In addition, the bank has also introduced access to pension advice and significantly changed how it communicates with people about benefits, and also plans to move to a new benefits platform.
Getting the message to colleagues
Getting colleagues to engage with financial wellbeing is a challenge that all employers face, and it can be particularly difficult when you have a workforce based across multiple locations.
“We know that for many colleagues outside of our head office it can be hard to engage with some of our content. The operating rhythm and nature of their role means they can’t always join our seminars or they don’t get to read about our latest campaign and so miss out on the great stuff that’s available. That’s a constant challenge, so focussing on all aspects of accessibility is important to make sure our content is always available and easy to use.”
Part of that accessibility has focused on adapting their messaging and segmenting their approach to deliver communications that have real impact.
“A good example of this is changing our messaging for those that haven’t selected certain benefits that we know other colleagues love. So instead of standard messaging about the shopping discount card we offer, we’ll target those that haven’t selected it to tell them the benefits and what colleagues like them have saved,” said Walker. “We’ll use personal colleague stories where we can to bring to life the difference that having, for example, critical illness cover has had on families.”
The type of content is not the only consideration. Walker explains that key to learning is giving colleagues the choice to engage with the content in a way that works for them. As such, they offer tools, podcasts, videos, webinars and guides to appeal to different learning styles and capacity.
Financial wellbeing is now a permanent fixture of NatWest’s broader wellbeing strategy. And so to continue its success they have recently introduced specific questions around financial wellbeing into its colleague opinion survey, to ensure its strategy is meeting colleagues’ needs.
In addition they are constantly listening to broader colleague feedback and have received positive responses from colleagues who feel the material is helpful and would like to access more information. Overall, it has found that people are keen to engage and learn about financial wellbeing.
“We can see encouraging signs elsewhere as well,” said Walker. “For example, our pensions savings rates have come on significantly, we have fantastic engagement as part of our annual benefits campaign, and more financial wellbeing is being featured on department-level people plans. It’s clear, in the way that physical and mental health did, financial wellbeing is growing roots and building momentum.”
In terms of how they maintain this momentum, financial wellbeing now has a dedicated ‘space’ in its wellbeing calendar to focus on money. “We’re also looking at ways that we can deliver our content differently and empower teams to run their own sessions to get them talking about money, and we’re also considering some new benefits that might add to our offering more broadly,” adds Walker.
Advice to those starting their financial wellbeing journey
For those just beginning to plan their financial wellbeing strategy, Walker offers some brilliant advice.
“Take some time to picture what you want colleagues to say, feel and do as a result of your strategy in five to 10 years’ time. Being clear on the outcomes you’re striving for in these terms is a powerful way to test if you’re on the right track, and consider if you’re using your energy, budget and resource on the right things.

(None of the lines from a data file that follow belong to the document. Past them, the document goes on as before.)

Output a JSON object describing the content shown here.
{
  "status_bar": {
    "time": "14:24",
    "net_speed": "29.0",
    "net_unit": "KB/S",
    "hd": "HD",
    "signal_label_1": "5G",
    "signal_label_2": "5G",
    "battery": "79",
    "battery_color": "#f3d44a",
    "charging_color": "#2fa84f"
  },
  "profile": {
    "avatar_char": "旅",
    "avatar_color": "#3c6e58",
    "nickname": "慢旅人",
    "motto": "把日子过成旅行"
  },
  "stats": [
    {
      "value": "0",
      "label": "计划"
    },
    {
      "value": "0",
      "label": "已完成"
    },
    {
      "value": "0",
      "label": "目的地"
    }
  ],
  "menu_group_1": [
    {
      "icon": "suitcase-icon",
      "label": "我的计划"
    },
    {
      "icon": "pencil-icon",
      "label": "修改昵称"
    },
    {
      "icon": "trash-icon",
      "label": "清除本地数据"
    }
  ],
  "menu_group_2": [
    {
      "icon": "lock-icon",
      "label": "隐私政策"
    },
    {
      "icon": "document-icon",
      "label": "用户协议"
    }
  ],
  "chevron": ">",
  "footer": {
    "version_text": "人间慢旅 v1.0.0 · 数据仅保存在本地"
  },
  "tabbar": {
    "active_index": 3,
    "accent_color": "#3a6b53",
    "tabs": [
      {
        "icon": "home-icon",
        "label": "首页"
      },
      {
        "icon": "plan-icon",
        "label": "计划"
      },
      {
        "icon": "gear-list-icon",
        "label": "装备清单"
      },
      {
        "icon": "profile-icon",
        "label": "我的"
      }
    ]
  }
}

“Be prepared for it to take some time. Celebrate the small wins, give things a try and be open to things not going as you planned – there’s always some great lessons to be learnt,” she concludes.